[Start of section]

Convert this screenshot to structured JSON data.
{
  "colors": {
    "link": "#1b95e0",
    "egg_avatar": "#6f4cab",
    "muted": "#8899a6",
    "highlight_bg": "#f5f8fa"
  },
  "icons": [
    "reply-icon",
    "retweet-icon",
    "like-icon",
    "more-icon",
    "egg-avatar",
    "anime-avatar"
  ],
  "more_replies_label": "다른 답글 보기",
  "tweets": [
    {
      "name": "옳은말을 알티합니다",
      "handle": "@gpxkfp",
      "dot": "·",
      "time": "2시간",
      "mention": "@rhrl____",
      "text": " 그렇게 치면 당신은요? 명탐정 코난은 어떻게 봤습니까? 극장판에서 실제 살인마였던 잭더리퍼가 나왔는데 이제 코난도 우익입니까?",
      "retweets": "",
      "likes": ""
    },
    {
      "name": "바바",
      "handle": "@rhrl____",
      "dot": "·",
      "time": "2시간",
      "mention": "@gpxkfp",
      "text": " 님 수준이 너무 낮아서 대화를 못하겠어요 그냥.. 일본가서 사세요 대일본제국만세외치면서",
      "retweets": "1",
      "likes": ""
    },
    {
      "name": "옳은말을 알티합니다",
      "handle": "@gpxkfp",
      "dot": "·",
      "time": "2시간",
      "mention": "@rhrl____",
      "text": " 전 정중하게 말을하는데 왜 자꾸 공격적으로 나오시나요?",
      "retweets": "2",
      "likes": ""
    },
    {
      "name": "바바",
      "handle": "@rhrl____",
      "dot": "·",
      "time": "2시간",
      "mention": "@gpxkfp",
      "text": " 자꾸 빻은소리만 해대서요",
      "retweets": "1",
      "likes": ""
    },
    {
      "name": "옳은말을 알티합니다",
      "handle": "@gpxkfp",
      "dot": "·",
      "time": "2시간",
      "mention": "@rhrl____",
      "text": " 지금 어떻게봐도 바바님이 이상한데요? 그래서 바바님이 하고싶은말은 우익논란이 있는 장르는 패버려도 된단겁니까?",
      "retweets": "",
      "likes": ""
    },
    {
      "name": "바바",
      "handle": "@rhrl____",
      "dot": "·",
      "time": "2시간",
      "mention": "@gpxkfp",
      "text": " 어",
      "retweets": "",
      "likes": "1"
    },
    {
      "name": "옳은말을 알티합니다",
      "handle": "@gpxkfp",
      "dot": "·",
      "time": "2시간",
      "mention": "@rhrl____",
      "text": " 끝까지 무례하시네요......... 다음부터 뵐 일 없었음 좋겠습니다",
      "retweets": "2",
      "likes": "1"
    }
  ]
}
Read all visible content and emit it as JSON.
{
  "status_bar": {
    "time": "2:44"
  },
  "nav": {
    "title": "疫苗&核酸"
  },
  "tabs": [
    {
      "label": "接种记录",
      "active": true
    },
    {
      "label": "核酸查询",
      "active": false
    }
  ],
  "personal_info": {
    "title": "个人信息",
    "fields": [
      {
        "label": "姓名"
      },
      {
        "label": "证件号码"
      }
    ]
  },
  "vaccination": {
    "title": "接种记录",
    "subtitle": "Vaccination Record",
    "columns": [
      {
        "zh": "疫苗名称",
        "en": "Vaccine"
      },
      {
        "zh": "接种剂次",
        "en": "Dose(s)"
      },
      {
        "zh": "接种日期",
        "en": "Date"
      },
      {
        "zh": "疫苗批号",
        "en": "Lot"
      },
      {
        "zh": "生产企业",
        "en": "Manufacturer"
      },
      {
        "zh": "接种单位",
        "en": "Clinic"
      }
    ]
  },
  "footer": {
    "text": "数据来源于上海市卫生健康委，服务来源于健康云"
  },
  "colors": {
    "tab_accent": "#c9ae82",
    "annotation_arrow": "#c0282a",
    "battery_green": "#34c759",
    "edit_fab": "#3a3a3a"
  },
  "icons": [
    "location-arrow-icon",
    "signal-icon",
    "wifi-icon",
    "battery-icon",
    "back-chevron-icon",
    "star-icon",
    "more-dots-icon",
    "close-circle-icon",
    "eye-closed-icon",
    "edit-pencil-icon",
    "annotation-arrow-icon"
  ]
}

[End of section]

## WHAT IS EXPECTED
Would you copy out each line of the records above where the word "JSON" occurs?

## ANSWER TO THE PROBLEM
Convert this screenshot to structured JSON data.
Read all visible content and emit it as JSON.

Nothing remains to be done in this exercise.